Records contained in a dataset
·····

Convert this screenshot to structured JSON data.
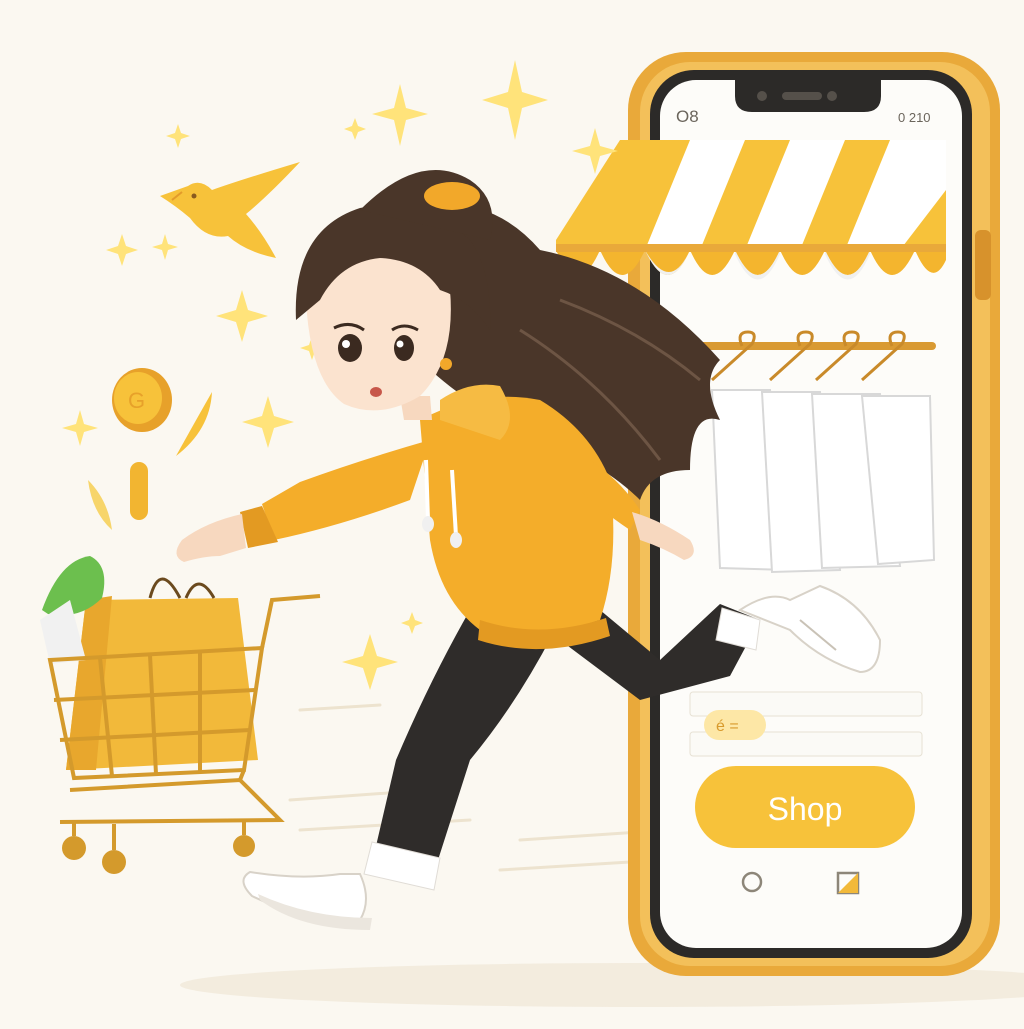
{
  "scene": {
    "description_colors": {
      "background": "#fbf8f1",
      "accent_yellow": "#f7c23a",
      "phone_frame": "#e9a93a",
      "hoodie": "#f4ad2a",
      "pants": "#2f2c2a",
      "hair": "#4a3629",
      "cart": "#d49a2c",
      "sparkle": "#ffe37a"
    }
  },
  "phone": {
    "status_left": "O8",
    "status_right": "0 210",
    "field_label": "é =",
    "shop_button_label": "Shop",
    "awning_colors": [
      "#f7c23a",
      "#ffffff"
    ]
  },
  "icons": {
    "bird": "bird-icon",
    "coin": "coin-icon",
    "sparkle": "sparkle-icon",
    "cart": "shopping-cart-icon",
    "hanger": "hanger-icon",
    "home": "home-circle-icon",
    "square": "square-icon"
  }
}
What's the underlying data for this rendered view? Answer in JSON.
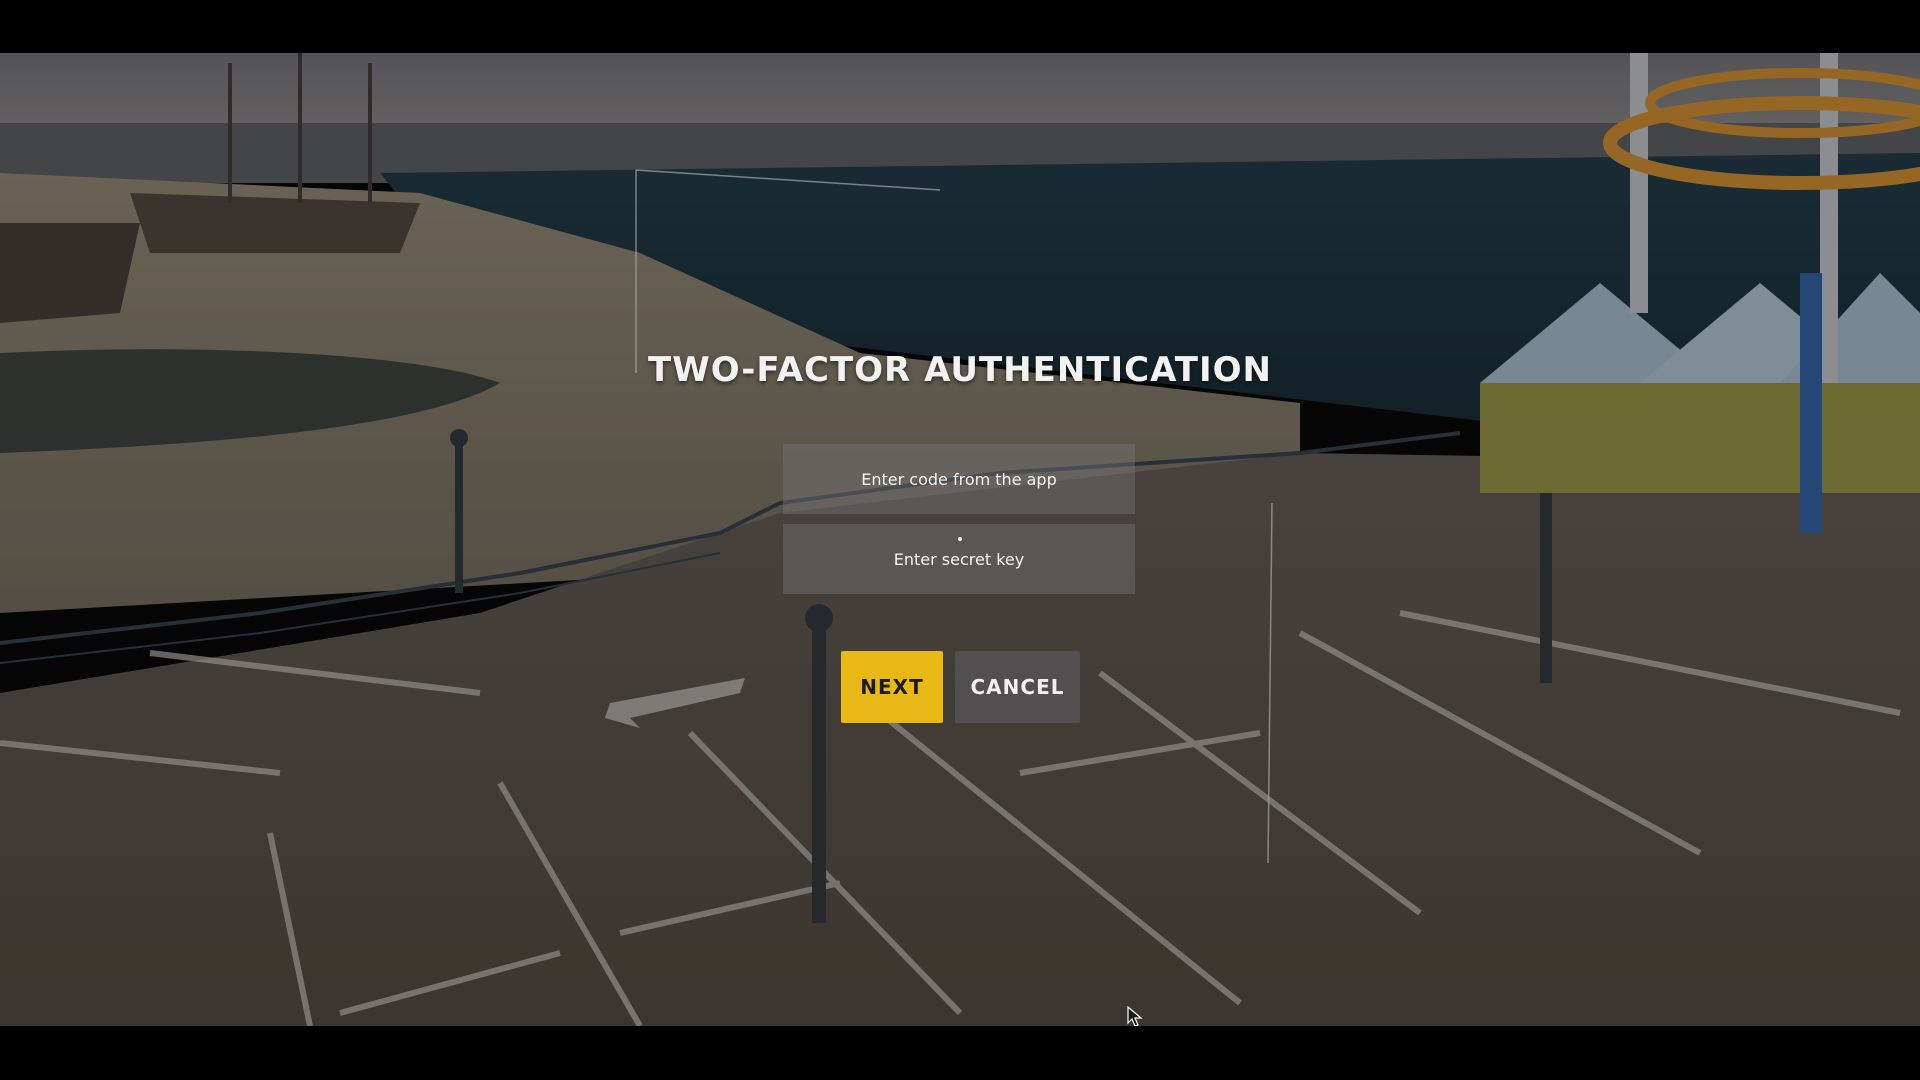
{
  "dialog": {
    "title": "TWO-FACTOR AUTHENTICATION",
    "code_field": {
      "placeholder": "Enter code from the app",
      "value": ""
    },
    "secret_field": {
      "placeholder": "Enter secret key",
      "value": ""
    },
    "next_label": "NEXT",
    "cancel_label": "CANCEL"
  },
  "colors": {
    "accent": "#e8b816",
    "button_secondary": "#5f5f64",
    "field_background": "#78787d"
  },
  "background": {
    "scene": "pier-and-beach",
    "icon": "mouse-cursor-icon"
  }
}
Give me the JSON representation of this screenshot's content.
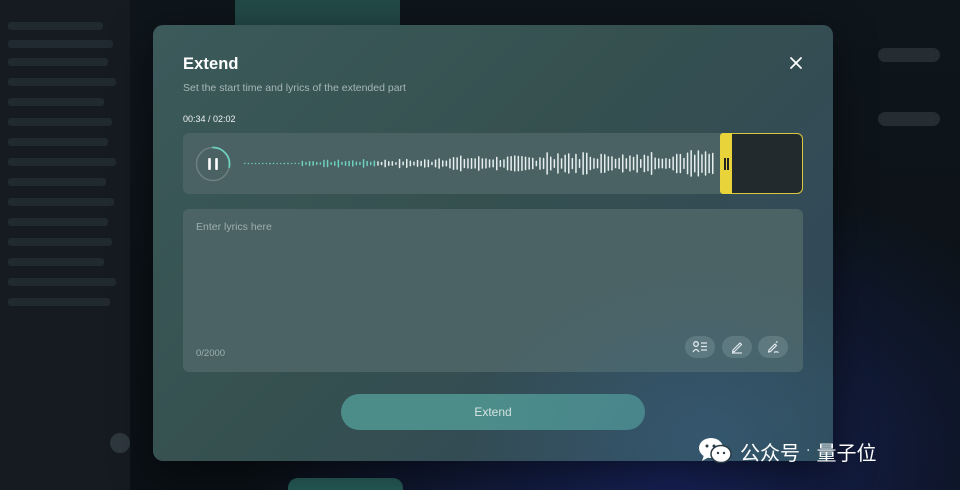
{
  "dialog": {
    "title": "Extend",
    "subtitle": "Set the start time and lyrics of the extended part",
    "close_icon": "close-icon",
    "time_display": "00:34 / 02:02",
    "player": {
      "state": "playing",
      "play_icon": "pause-icon",
      "progress": 0.28,
      "extend_start_fraction": 0.88,
      "accent_color": "#e8d33a",
      "played_color": "#6fd0c0"
    },
    "lyrics": {
      "placeholder": "Enter lyrics here",
      "value": "",
      "counter": "0/2000",
      "tools": [
        {
          "icon": "lyrics-structure-icon"
        },
        {
          "icon": "pencil-icon"
        },
        {
          "icon": "write-icon"
        }
      ]
    },
    "submit_label": "Extend"
  },
  "watermark": {
    "icon": "wechat-icon",
    "text": "公众号",
    "separator": "·",
    "brand": "量子位"
  }
}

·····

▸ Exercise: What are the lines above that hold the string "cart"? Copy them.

▸ Task output:
      "cart": "#d49a2c",
    "cart": "shopping-cart-icon",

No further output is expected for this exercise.